The Queensland politician argued that the counter-protest breached section 18C of the Racial Discrimination Act, in that the flag-burning targeted Australians of European descent and was intended to cause offence, insult and humiliation, and dissuade people from joining the rally.

In a letter to the commission, Mr Christensen pre-empted any suggestion the Reclaim Australia rally was racist, saying the movement did not target individuals nor any particular racial group. “As we have seen, Islamic extremists … are not represented by a single race, nor can radical Islam be considered only a religion as it is ideological and as much a political movement as it is a religion,” he wrote.

In response, one of the commission’s case officers acknowledged Mr Christensen’s concerns, but said: “It is unclear how it could be argued that the burning of the Australian flag was done because of your race, colour, or national or ethnic origin, or that of other Australians of European descent more broadly.” No action was taken.

Race Discrimination Commissioner Tim Soutphommasane last week warned of “organised racist movements” such as Reclaim Australia causing disharmony and urged anyone offended to “seek the protection of laws that prohibit such hatred”.

“At these rallies, far-right, racial-supremacist agitators have been visibly present,” Dr Soutphommasane told an audience at Australian National University. “People with xenophobic political agendas have also been present. Pictures and footage of the rallies clearly show that people sporting Nazi tattoos and other insignia have been openly parading their extremist sympathies.”

He said the “corrupted national pride” that emerged during the Cronulla riots had returned in “a strain of patriotic expression that is tainted with the stain of aggressive nationalism”.

“It is time that we reclaim patriotism,” he said.

For a contrary view on patriotism and nationalism, see : A G A I N S T N A T I O N A L I S M, totaltantrum, April 19/July 19, 2015. See also : Reclaiming (White) Australia? Talk about a redundant exercise, Senthorun Raj, August 6, 2015 | Banal Nationalism | The Continuing Appeal of Nationalism, Fredy Perlman (1984).

“So we say, we always say in the Black Panther Party, that they can do anything they want to us. We might not be back, I might be in jail, I might be anywhere. But when I leave, you can remember I said with the last words on my lips that I am a revolutionary and you’re going to have to keep on saying that. You’re going to have to say that I am a proletariat. I am the people, I’m not the pig. You got to make a distinction.”

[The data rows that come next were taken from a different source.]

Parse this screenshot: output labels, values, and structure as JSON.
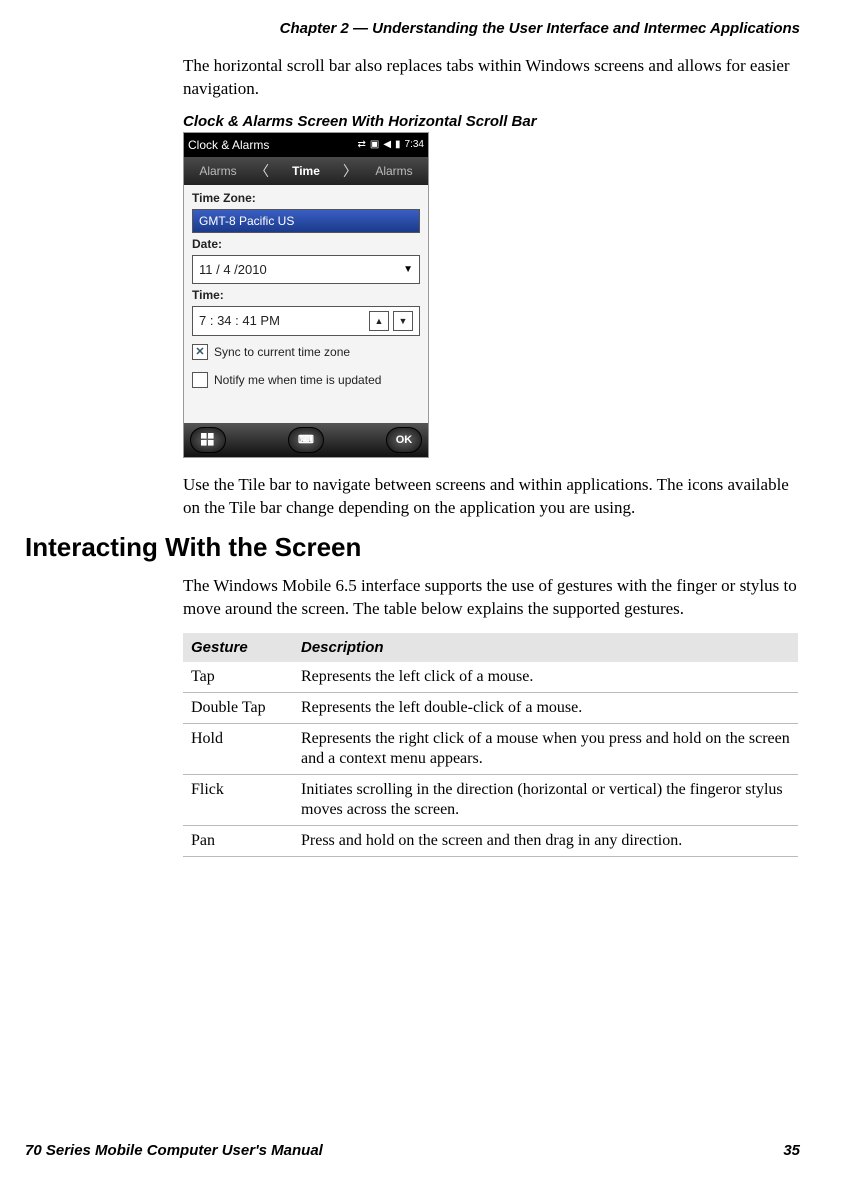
{
  "header": "Chapter 2 — Understanding the User Interface and Intermec Applications",
  "para1": "The horizontal scroll bar also replaces tabs within Windows screens and allows for easier navigation.",
  "caption1": "Clock & Alarms Screen With Horizontal Scroll Bar",
  "screenshot": {
    "title": "Clock & Alarms",
    "clock": "7:34",
    "tab_left": "Alarms",
    "tab_center": "Time",
    "tab_right": "Alarms",
    "tz_label": "Time Zone:",
    "tz_value": "GMT-8 Pacific US",
    "date_label": "Date:",
    "date_value": "11  /  4   /2010",
    "time_label": "Time:",
    "time_value": "7   : 34  : 41    PM",
    "sync_label": "Sync to current time zone",
    "notify_label": "Notify me when time is updated",
    "ok_label": "OK"
  },
  "para2": "Use the Tile bar to navigate between screens and within applications. The icons available on the Tile bar change depending on the application you are using.",
  "section_heading": "Interacting With the Screen",
  "para3": "The Windows Mobile 6.5 interface supports the use of gestures with the finger or stylus to move around the screen. The table below explains the supported gestures.",
  "table": {
    "col1": "Gesture",
    "col2": "Description",
    "rows": [
      {
        "gesture": "Tap",
        "desc": "Represents the left click of a mouse."
      },
      {
        "gesture": "Double Tap",
        "desc": "Represents the left double-click of a mouse."
      },
      {
        "gesture": "Hold",
        "desc": "Represents the right click of a mouse when you press and hold on the screen and a context menu appears."
      },
      {
        "gesture": "Flick",
        "desc": "Initiates scrolling in the direction (horizontal or vertical) the fingeror stylus moves across the screen."
      },
      {
        "gesture": "Pan",
        "desc": "Press and hold on the screen and then drag in any direction."
      }
    ]
  },
  "footer_left": "70 Series Mobile Computer User's Manual",
  "footer_right": "35"
}
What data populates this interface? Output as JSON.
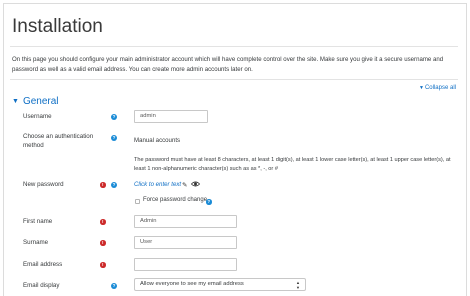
{
  "page": {
    "title": "Installation",
    "intro": "On this page you should configure your main administrator account which will have complete control over the site. Make sure you give it a secure username and password as well as a valid email address. You can create more admin accounts later on.",
    "collapse_all": "Collapse all"
  },
  "section": {
    "title": "General"
  },
  "fields": {
    "username": {
      "label": "Username",
      "value": "admin"
    },
    "auth": {
      "label": "Choose an authentication method",
      "value": "Manual accounts"
    },
    "password_policy": "The password must have at least 8 characters, at least 1 digit(s), at least 1 lower case letter(s), at least 1 upper case letter(s), at least 1 non-alphanumeric character(s) such as as *, -, or #",
    "new_password": {
      "label": "New password",
      "link": "Click to enter text"
    },
    "force_change": {
      "label": "Force password change",
      "checked": false
    },
    "first_name": {
      "label": "First name",
      "value": "Admin"
    },
    "surname": {
      "label": "Surname",
      "value": "User"
    },
    "email": {
      "label": "Email address",
      "value": ""
    },
    "email_display": {
      "label": "Email display",
      "value": "Allow everyone to see my email address"
    }
  },
  "icons": {
    "help": "?",
    "required": "!"
  },
  "colors": {
    "link": "#0f6fc5",
    "help_icon": "#1a8bd6",
    "required_icon": "#cc2a2a"
  }
}
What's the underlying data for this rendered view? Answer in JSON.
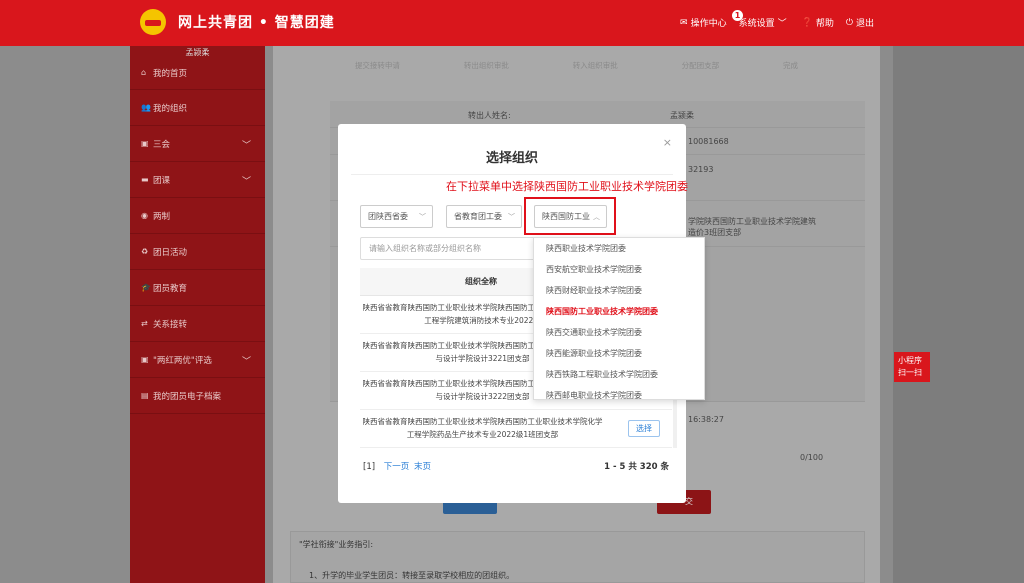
{
  "header": {
    "title": "网上共青团 • 智慧团建",
    "nav": {
      "ops_center": "操作中心",
      "ops_badge": "1",
      "settings": "系统设置",
      "help": "帮助",
      "logout": "退出"
    }
  },
  "sidebar": {
    "user": "孟颍柔",
    "items": [
      {
        "label": "我的首页"
      },
      {
        "label": "我的组织"
      },
      {
        "label": "三会"
      },
      {
        "label": "团课"
      },
      {
        "label": "两制"
      },
      {
        "label": "团日活动"
      },
      {
        "label": "团员教育"
      },
      {
        "label": "关系接转"
      },
      {
        "label": "\"两红两优\"评选"
      },
      {
        "label": "我的团员电子档案"
      }
    ]
  },
  "steps": [
    "提交接转申请",
    "转出组织审批",
    "转入组织审批",
    "分配团支部",
    "完成"
  ],
  "background": {
    "transfer_name_label": "转出人姓名:",
    "transfer_name_value": "孟颍柔",
    "id_fragment": "10081668",
    "id_fragment2": "32193",
    "org_fragment": "学院陕西国防工业职业技术学院建筑",
    "org_fragment2": "造价3班团支部",
    "time_fragment": "16:38:27",
    "counter": "0/100",
    "submit_fragment": "交",
    "guide_title": "\"学社衔接\"业务指引:",
    "guide_text": "1、升学的毕业学生团员：转接至录取学校相应的团组织。",
    "miniprogram": "小程序扫一扫"
  },
  "modal": {
    "title": "选择组织",
    "instruction": "在下拉菜单中选择陕西国防工业职业技术学院团委",
    "selects": [
      "团陕西省委",
      "省教育团工委",
      "陕西国防工业"
    ],
    "search_placeholder": "请输入组织名称或部分组织名称",
    "table_header": "组织全称",
    "rows": [
      "陕西省省教育陕西国防工业职业技术学院陕西国防工业职业技术学院化学工程学院建筑消防技术专业2022级",
      "陕西省省教育陕西国防工业职业技术学院陕西国防工业职业技术学院艺术与设计学院设计3221团支部",
      "陕西省省教育陕西国防工业职业技术学院陕西国防工业职业技术学院艺术与设计学院设计3222团支部",
      "陕西省省教育陕西国防工业职业技术学院陕西国防工业职业技术学院化学工程学院药品生产技术专业2022级1班团支部"
    ],
    "choose_label": "选择",
    "pager": {
      "current": "[1]",
      "next": "下一页",
      "last": "末页"
    },
    "total": "1 - 5  共 320 条"
  },
  "dropdown": {
    "items": [
      "陕西职业技术学院团委",
      "西安航空职业技术学院团委",
      "陕西财经职业技术学院团委",
      "陕西国防工业职业技术学院团委",
      "陕西交通职业技术学院团委",
      "陕西能源职业技术学院团委",
      "陕西铁路工程职业技术学院团委",
      "陕西邮电职业技术学院团委"
    ],
    "active_index": 3,
    "highlight_color": "#e0101a"
  },
  "colors": {
    "brand": "#d9161c",
    "accent_blue": "#2b7fd6"
  }
}
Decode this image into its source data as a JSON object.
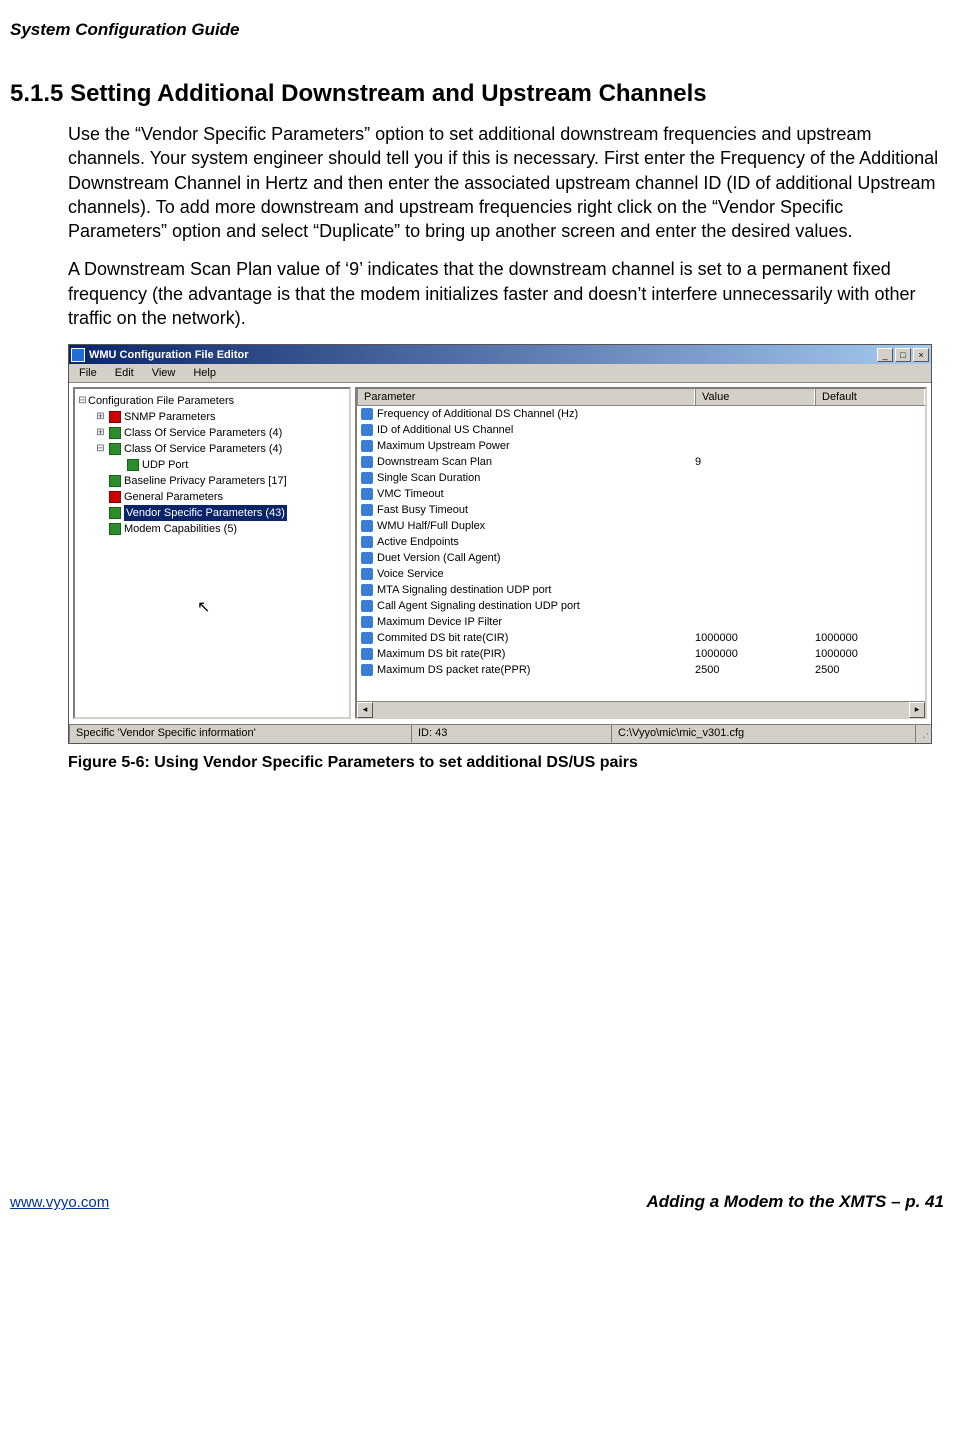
{
  "doc_header": "System Configuration Guide",
  "section_number": "5.1.5",
  "section_title": "Setting Additional Downstream and Upstream Channels",
  "para1": "Use the “Vendor Specific Parameters” option to set additional downstream frequencies and upstream channels.  Your system engineer should tell you if this is necessary.  First enter the Frequency of the Additional Downstream Channel in Hertz and then enter the associated upstream channel ID (ID of additional Upstream channels).  To add more downstream and upstream frequencies right click on the “Vendor Specific Parameters” option and select “Duplicate” to bring up another screen and enter the desired values.",
  "para2": "A Downstream Scan Plan value of ‘9’ indicates that the downstream channel is set to a permanent fixed frequency (the advantage is that the modem initializes faster and doesn’t interfere unnecessarily with other traffic on the network).",
  "window": {
    "title": "WMU Configuration File Editor",
    "menu": {
      "file": "File",
      "edit": "Edit",
      "view": "View",
      "help": "Help"
    },
    "tree": {
      "root": "Configuration File Parameters",
      "n1": "SNMP Parameters",
      "n2": "Class Of Service Parameters (4)",
      "n3": "Class Of Service Parameters (4)",
      "n3a": "UDP Port",
      "n4": "Baseline Privacy Parameters [17]",
      "n5": "General Parameters",
      "n6": "Vendor Specific Parameters (43)",
      "n7": "Modem Capabilities (5)"
    },
    "columns": {
      "param": "Parameter",
      "value": "Value",
      "default": "Default"
    },
    "rows": [
      {
        "param": "Frequency of Additional DS Channel (Hz)",
        "value": "",
        "default": ""
      },
      {
        "param": "ID of Additional US Channel",
        "value": "",
        "default": ""
      },
      {
        "param": "Maximum Upstream Power",
        "value": "",
        "default": ""
      },
      {
        "param": "Downstream Scan Plan",
        "value": "9",
        "default": ""
      },
      {
        "param": "Single Scan Duration",
        "value": "",
        "default": ""
      },
      {
        "param": "VMC Timeout",
        "value": "",
        "default": ""
      },
      {
        "param": "Fast Busy Timeout",
        "value": "",
        "default": ""
      },
      {
        "param": "WMU  Half/Full Duplex",
        "value": "",
        "default": ""
      },
      {
        "param": "Active Endpoints",
        "value": "",
        "default": ""
      },
      {
        "param": "Duet Version (Call Agent)",
        "value": "",
        "default": ""
      },
      {
        "param": "Voice Service",
        "value": "",
        "default": ""
      },
      {
        "param": "MTA Signaling destination UDP port",
        "value": "",
        "default": ""
      },
      {
        "param": "Call Agent Signaling destination UDP port",
        "value": "",
        "default": ""
      },
      {
        "param": "Maximum Device IP Filter",
        "value": "",
        "default": ""
      },
      {
        "param": "Commited DS bit rate(CIR)",
        "value": "1000000",
        "default": "1000000"
      },
      {
        "param": "Maximum DS bit rate(PIR)",
        "value": "1000000",
        "default": "1000000"
      },
      {
        "param": "Maximum DS packet rate(PPR)",
        "value": "2500",
        "default": "2500"
      }
    ],
    "status": {
      "s1": "Specific 'Vendor Specific information'",
      "s2": "ID: 43",
      "s3": "C:\\Vyyo\\mic\\mic_v301.cfg"
    }
  },
  "figure_caption": "Figure 5-6: Using Vendor Specific Parameters to set additional DS/US pairs",
  "footer": {
    "left": "www.vyyo.com",
    "right": "Adding a Modem to the XMTS – p. 41"
  }
}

~ Fred Hampton (August 30, 1948 – December 4, 1969), executed by the Chicago Police as part of the US federal government’s COINTELPRO. See also : Noam Chomsky & Kathleen Cleaver on Race, Gender and Class Issues – Black Panthers (1997).